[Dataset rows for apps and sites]
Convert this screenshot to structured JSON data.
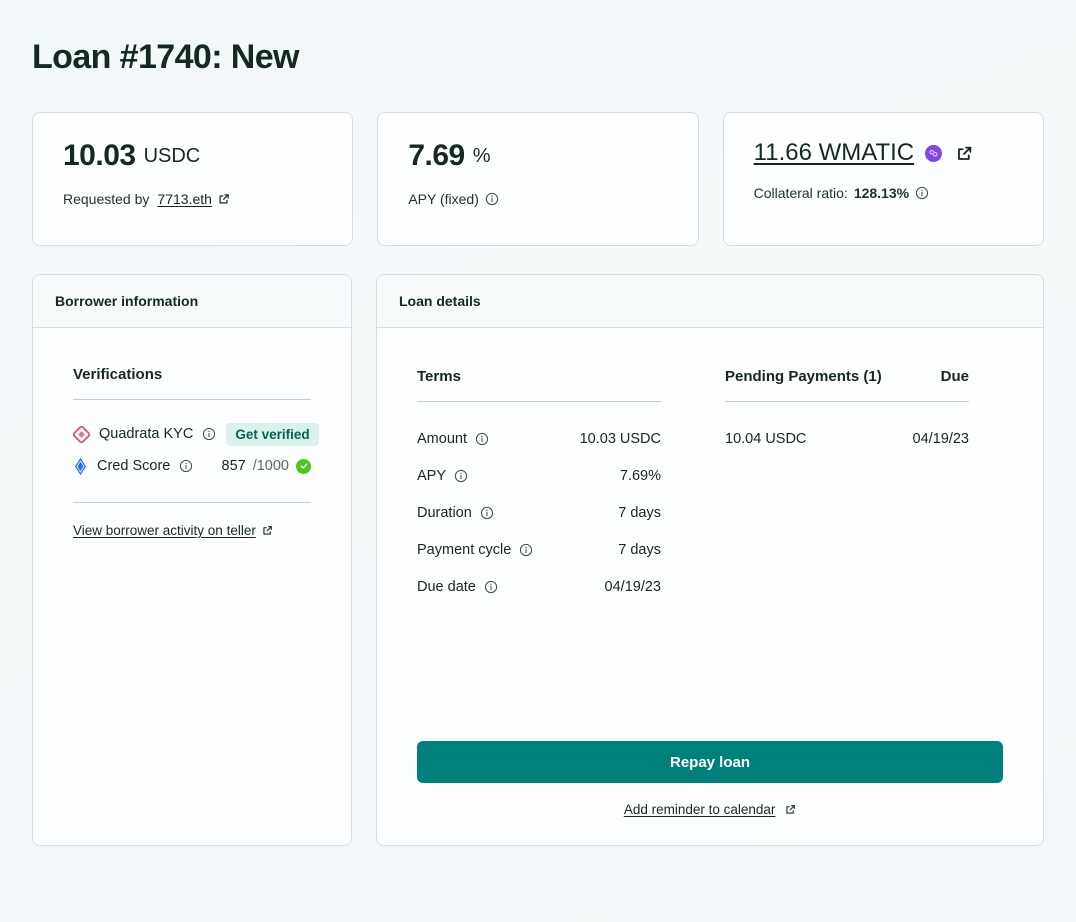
{
  "page": {
    "title": "Loan #1740: New"
  },
  "stats": {
    "amount": {
      "value": "10.03",
      "unit": "USDC",
      "sub_prefix": "Requested by",
      "sub_link": "7713.eth",
      "link_icon": "external-link-icon"
    },
    "apy": {
      "value": "7.69",
      "unit": "%",
      "sub_label": "APY (fixed)",
      "info_icon": "info-icon"
    },
    "collateral": {
      "link_text": "11.66 WMATIC",
      "chain_icon": "polygon-icon",
      "link_icon": "external-link-icon",
      "sub_prefix": "Collateral ratio:",
      "sub_value": "128.13%",
      "info_icon": "info-icon"
    }
  },
  "borrower_panel": {
    "header": "Borrower information",
    "section_title": "Verifications",
    "verifications": [
      {
        "icon": "quadrata-icon",
        "label": "Quadrata KYC",
        "info_icon": "info-icon",
        "action_label": "Get verified"
      },
      {
        "icon": "cred-score-icon",
        "label": "Cred Score",
        "info_icon": "info-icon",
        "score": "857",
        "score_max": "/1000",
        "status_icon": "check-circle-icon"
      }
    ],
    "activity_link": "View borrower activity on teller",
    "activity_link_icon": "external-link-icon"
  },
  "details_panel": {
    "header": "Loan details",
    "terms": {
      "title": "Terms",
      "rows": [
        {
          "label": "Amount",
          "info_icon": "info-icon",
          "value": "10.03 USDC"
        },
        {
          "label": "APY",
          "info_icon": "info-icon",
          "value": "7.69%"
        },
        {
          "label": "Duration",
          "info_icon": "info-icon",
          "value": "7 days"
        },
        {
          "label": "Payment cycle",
          "info_icon": "info-icon",
          "value": "7 days"
        },
        {
          "label": "Due date",
          "info_icon": "info-icon",
          "value": "04/19/23"
        }
      ]
    },
    "payments": {
      "title": "Pending Payments (1)",
      "due_header": "Due",
      "rows": [
        {
          "amount": "10.04 USDC",
          "due": "04/19/23"
        }
      ]
    },
    "repay_button": "Repay loan",
    "calendar_link": "Add reminder to calendar",
    "calendar_link_icon": "external-link-icon"
  },
  "colors": {
    "accent_teal": "#00807d",
    "badge_bg": "#d9f2ec",
    "badge_text": "#0d5f52",
    "polygon_purple": "#8247e5",
    "success_green": "#4bc51f",
    "title_ink": "#14291f",
    "page_bg": "#f4f8fa"
  }
}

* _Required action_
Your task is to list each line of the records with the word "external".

* _Task answer_
      "link_icon": "external-link-icon"
      "link_icon": "external-link-icon",
    "activity_link_icon": "external-link-icon"
    "calendar_link_icon": "external-link-icon"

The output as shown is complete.